_ABOUT THIS TASK_
Where does the string "title" appear in the records? Copy every line that contains it.

== Segment start ==

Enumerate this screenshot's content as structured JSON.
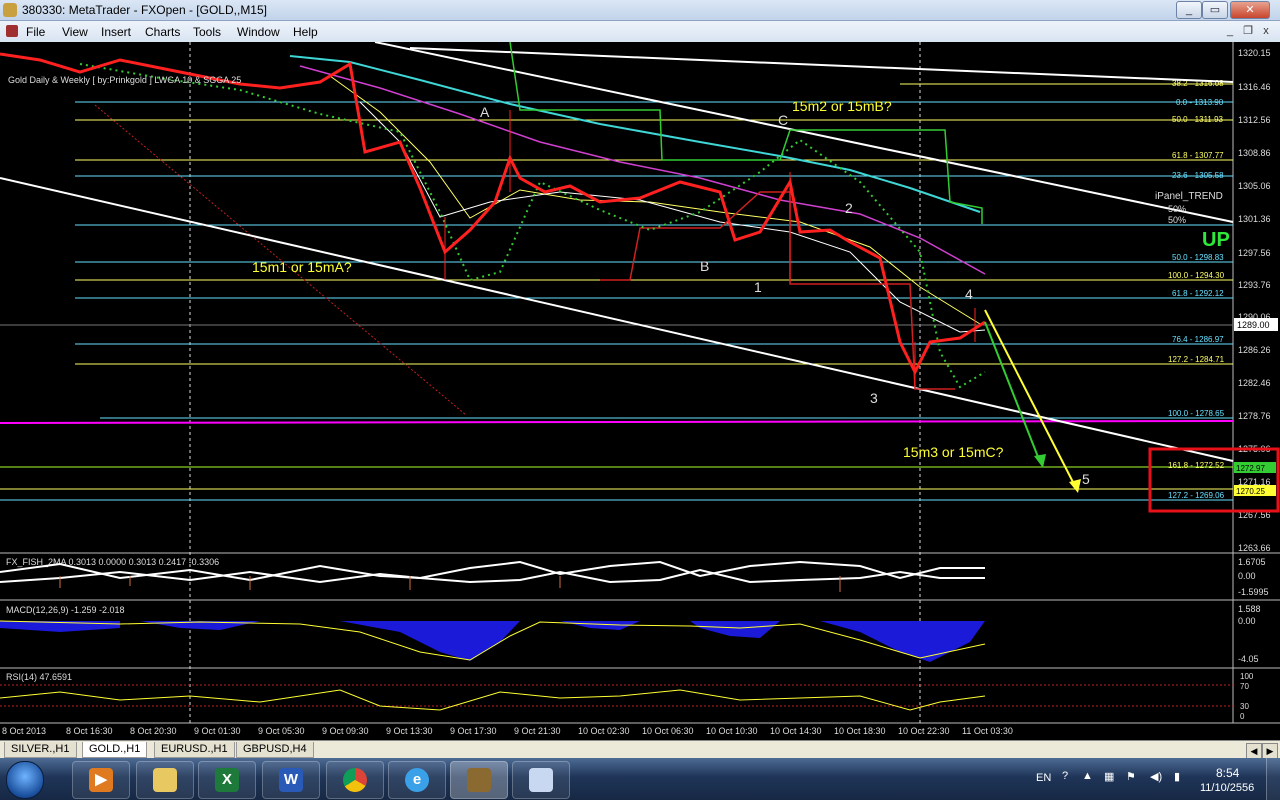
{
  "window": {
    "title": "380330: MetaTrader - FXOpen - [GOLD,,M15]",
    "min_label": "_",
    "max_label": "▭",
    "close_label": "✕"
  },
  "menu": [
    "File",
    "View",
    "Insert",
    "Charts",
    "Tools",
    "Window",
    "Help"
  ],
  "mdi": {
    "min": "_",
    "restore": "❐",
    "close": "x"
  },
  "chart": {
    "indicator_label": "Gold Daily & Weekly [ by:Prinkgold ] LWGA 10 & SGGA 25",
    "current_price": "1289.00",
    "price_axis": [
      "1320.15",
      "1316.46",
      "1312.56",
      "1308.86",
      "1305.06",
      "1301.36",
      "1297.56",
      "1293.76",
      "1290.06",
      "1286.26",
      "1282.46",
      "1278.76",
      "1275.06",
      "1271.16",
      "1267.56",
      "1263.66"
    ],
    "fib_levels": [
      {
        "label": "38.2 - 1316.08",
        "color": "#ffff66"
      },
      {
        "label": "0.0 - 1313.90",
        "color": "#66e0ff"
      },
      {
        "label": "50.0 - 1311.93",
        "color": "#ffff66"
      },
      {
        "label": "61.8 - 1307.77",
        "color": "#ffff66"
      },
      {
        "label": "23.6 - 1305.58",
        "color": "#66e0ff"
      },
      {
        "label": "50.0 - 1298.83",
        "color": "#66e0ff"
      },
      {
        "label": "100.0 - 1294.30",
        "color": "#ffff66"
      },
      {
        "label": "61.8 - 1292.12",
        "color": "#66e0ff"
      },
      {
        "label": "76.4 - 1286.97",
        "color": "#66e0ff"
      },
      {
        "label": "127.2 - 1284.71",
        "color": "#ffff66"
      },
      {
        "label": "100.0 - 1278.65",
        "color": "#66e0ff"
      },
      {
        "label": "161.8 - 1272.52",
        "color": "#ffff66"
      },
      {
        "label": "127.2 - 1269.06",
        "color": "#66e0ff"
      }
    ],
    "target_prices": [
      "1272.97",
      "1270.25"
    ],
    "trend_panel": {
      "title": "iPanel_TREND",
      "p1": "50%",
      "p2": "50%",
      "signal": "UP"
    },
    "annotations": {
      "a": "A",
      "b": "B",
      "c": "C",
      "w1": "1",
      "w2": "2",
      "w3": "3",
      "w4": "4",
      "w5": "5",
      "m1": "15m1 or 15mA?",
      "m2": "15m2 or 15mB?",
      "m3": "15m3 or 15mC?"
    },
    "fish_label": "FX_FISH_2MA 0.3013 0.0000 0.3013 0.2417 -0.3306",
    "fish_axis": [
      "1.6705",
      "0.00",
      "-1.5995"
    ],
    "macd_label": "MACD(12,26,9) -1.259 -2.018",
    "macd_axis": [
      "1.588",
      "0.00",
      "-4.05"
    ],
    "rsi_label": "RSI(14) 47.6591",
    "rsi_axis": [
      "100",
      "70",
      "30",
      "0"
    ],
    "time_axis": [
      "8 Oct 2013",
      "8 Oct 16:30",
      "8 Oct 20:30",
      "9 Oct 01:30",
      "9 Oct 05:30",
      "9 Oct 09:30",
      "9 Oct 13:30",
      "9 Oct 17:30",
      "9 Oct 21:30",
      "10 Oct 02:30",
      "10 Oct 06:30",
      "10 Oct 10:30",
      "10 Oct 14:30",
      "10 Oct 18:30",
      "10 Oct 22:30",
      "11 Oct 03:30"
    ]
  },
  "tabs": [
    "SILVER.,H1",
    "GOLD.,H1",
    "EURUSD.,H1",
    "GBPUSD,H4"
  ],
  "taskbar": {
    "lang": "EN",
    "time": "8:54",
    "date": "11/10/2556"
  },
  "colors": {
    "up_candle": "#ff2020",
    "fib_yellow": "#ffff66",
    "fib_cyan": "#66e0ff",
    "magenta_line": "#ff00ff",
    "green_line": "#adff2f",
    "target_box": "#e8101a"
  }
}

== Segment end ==
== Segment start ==

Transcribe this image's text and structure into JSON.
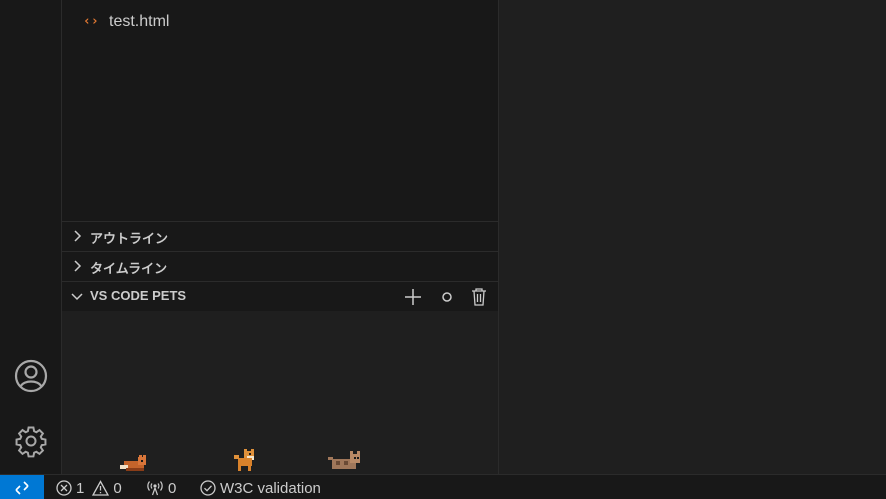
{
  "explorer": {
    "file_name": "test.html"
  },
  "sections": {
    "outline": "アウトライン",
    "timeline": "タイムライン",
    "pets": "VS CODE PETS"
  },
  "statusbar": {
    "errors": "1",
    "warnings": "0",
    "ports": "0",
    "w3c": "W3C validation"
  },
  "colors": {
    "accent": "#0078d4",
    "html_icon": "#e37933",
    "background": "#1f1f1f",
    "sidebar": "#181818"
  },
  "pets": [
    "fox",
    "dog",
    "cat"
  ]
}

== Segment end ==
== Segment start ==

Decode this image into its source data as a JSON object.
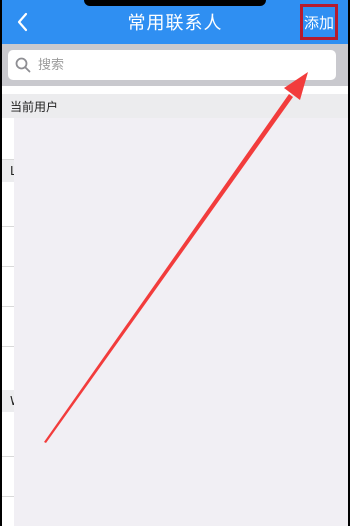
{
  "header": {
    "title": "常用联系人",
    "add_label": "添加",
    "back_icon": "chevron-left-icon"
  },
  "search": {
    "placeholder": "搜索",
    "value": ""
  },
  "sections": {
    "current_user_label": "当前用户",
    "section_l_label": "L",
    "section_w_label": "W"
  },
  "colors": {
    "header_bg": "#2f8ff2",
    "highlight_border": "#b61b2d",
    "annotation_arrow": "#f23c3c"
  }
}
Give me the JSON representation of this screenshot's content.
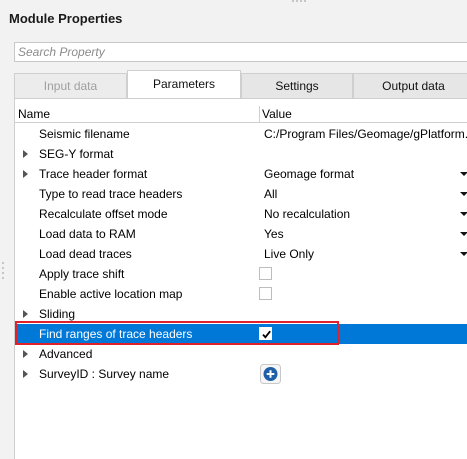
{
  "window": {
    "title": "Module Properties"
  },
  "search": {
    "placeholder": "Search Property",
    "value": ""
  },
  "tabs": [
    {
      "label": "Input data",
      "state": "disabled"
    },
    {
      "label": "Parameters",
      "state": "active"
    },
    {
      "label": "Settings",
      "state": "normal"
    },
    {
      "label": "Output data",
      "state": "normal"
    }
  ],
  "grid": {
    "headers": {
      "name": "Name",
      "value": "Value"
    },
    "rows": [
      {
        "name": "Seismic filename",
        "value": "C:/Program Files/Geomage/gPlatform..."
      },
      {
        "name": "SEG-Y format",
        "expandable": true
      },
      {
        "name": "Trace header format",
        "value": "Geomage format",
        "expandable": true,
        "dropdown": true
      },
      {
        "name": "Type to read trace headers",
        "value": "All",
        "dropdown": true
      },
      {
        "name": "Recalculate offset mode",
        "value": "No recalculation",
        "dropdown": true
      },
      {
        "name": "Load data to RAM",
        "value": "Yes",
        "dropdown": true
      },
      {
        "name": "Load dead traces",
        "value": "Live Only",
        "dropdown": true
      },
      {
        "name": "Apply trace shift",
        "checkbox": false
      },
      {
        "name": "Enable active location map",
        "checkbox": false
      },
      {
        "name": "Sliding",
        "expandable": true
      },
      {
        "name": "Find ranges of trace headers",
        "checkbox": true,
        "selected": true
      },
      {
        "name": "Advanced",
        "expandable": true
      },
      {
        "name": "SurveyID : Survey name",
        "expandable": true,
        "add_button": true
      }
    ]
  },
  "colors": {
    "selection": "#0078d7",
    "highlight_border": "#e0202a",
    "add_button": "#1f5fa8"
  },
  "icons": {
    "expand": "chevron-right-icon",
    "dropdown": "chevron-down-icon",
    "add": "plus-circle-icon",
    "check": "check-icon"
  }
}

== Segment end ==

_WRITTEN ANSWER_
    "title": "380330: MetaTrader - FXOpen - [GOLD,,M15]",
      "title": "iPanel_TREND",
    "title": "常用联系人",
    "title": "Module Properties"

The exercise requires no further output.